Voting by Phone Tested In Seattle Election
More than a million voters are currently casting ballots through their phone and online in a county election in Washington. The King Conservation District, which covers a county including Seattle, is holding a historic election to elect a new board supervisor for the district.
This is a historic election because more than a million registered voters in the district can vote online or through their phones.
The district partnered with cloud-based voting provider Democracy Live to use their OmniBallot platform for the election. According to the company website, democracylive.com, the platform allows voters to vote and see election information from their computers or smart phones.
Democracy Live is in partnership with Amazon and Microsoft and is funded in part by the Department of Defense and the Department of Health and Human Services.
OmniBallot has been piloted in some state and local elections to allow people with disabilities and absentee voters to vote.
According to the King County district website, they’re looking to increase voter turn out in a historically low turn out election.
But online voting has raised concerns over privacy and secure elections.
Mason Hamberlin, UCO political science major said, “Whenever this technology is controlled and the data collected is stored by a private corporation it inevitably leads to infringements on one’s greatest intellectual property: the mind.”
“The exploitation of this evolutionary technological innovation by capitalist plutocrats is inevitable under our current system of government and can only be overcome by these services being publicly owned by a government that serves as a vanguard for the masses along with stringent oversight from a directly elected people’s council,” Hamberlin said.

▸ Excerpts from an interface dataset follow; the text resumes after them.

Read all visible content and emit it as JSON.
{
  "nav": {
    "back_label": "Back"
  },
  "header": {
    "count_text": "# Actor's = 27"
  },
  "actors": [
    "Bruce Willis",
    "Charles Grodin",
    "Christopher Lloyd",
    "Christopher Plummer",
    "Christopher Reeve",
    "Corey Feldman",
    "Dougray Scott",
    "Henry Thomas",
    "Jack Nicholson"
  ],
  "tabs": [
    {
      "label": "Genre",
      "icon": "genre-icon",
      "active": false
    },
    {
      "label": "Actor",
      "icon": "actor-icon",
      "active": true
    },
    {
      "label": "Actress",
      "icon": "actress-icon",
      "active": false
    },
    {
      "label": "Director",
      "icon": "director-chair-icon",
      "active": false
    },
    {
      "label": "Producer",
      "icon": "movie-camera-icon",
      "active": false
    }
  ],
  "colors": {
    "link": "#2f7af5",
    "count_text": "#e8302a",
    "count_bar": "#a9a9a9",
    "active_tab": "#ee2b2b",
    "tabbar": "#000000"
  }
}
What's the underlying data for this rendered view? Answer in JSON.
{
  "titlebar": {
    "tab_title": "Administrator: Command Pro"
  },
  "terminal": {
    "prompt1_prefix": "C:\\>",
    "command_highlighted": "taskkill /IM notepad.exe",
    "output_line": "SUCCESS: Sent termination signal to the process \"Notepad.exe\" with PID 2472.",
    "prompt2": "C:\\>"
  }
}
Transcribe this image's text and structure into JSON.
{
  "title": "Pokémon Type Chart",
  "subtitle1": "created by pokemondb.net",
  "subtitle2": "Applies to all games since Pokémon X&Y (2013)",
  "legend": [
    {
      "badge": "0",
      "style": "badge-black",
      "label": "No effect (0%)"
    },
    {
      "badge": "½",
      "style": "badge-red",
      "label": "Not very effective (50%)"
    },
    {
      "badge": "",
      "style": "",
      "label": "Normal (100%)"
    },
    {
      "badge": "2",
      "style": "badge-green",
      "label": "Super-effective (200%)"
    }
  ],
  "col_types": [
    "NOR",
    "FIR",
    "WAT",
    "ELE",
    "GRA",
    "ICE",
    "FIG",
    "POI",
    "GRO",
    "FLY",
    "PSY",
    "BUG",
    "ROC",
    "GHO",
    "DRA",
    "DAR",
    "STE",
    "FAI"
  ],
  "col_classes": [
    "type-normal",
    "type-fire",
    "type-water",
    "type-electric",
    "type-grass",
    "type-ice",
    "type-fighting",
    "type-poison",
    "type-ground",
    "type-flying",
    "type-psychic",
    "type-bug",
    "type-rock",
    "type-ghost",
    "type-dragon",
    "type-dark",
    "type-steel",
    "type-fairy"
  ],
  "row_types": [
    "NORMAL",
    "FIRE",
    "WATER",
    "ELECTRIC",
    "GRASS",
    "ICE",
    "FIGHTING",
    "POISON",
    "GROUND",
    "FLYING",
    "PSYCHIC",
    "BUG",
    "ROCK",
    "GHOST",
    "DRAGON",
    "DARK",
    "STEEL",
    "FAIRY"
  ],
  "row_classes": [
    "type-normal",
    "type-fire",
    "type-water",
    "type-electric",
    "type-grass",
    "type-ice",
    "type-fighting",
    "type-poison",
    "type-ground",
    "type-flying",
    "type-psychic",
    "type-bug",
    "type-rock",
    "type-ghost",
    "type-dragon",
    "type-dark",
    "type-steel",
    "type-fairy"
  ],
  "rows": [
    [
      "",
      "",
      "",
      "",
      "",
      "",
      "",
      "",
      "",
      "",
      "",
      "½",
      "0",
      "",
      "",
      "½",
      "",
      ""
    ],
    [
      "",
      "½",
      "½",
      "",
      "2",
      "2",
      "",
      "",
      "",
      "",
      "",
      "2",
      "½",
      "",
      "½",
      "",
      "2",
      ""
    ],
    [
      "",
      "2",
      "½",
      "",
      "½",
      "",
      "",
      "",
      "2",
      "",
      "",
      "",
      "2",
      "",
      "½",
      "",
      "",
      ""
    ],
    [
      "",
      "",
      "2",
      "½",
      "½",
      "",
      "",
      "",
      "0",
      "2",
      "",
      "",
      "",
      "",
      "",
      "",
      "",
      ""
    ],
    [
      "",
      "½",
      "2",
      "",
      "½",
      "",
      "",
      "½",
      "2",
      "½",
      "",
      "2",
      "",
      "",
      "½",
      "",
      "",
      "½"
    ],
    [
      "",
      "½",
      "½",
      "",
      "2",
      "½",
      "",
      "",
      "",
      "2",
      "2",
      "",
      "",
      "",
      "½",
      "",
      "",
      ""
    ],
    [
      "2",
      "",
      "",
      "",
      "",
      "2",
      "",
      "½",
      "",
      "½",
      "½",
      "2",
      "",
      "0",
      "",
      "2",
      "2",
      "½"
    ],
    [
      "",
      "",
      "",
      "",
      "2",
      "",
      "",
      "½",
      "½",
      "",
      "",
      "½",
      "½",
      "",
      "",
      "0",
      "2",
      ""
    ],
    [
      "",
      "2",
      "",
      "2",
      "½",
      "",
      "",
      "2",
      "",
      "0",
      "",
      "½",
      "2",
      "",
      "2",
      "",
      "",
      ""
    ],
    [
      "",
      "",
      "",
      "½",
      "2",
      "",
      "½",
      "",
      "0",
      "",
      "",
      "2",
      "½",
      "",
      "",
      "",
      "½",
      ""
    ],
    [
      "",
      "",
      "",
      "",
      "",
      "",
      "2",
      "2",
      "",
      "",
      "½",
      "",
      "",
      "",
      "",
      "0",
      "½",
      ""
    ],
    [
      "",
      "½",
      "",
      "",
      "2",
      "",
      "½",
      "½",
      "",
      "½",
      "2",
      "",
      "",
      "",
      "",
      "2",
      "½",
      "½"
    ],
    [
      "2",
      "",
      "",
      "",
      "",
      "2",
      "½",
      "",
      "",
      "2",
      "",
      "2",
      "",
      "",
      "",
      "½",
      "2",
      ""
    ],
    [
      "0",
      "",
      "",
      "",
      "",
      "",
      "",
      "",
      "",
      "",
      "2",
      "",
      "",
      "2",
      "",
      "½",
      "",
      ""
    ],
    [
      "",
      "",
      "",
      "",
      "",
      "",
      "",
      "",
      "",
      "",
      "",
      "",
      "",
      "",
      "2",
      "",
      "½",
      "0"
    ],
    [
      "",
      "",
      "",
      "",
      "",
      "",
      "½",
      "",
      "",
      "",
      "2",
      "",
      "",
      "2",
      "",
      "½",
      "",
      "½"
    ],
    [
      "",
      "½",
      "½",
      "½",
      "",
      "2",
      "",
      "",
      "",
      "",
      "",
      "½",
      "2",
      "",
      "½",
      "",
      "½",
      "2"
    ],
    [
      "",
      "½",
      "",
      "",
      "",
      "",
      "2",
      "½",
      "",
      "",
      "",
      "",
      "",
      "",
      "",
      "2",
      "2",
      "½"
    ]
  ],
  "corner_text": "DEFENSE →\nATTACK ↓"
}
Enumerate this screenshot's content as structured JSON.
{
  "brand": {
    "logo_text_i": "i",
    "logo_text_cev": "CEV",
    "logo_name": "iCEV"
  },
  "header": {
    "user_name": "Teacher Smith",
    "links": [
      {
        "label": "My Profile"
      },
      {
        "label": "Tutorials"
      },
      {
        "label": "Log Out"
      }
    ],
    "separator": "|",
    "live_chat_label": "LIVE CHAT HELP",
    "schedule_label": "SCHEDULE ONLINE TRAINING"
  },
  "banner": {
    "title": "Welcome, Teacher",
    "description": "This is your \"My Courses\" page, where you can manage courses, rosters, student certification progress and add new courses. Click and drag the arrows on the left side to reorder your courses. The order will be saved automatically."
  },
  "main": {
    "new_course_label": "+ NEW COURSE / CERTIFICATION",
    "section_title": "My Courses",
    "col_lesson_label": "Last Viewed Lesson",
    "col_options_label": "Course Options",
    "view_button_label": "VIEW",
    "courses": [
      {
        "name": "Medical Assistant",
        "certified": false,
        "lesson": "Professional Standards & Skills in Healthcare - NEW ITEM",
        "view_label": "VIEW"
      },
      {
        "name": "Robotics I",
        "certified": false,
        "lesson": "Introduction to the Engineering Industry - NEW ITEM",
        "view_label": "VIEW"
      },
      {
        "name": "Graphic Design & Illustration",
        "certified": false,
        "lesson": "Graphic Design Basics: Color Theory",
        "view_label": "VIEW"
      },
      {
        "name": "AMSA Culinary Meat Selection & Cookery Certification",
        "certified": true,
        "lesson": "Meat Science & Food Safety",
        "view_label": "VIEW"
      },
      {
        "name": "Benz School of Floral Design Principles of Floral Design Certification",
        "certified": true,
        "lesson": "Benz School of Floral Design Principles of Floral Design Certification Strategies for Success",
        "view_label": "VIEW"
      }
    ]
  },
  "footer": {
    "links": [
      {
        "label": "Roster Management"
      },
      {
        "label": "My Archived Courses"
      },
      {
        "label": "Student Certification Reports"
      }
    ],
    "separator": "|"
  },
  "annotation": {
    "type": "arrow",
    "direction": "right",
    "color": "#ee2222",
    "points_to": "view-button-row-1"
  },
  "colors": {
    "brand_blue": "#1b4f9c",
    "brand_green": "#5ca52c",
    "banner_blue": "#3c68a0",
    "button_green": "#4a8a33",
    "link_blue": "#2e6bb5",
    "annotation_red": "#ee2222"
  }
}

The historic election will come to a close on Friday Feb. 11.
More information on OmniBallot can be accessed at democracylive.com.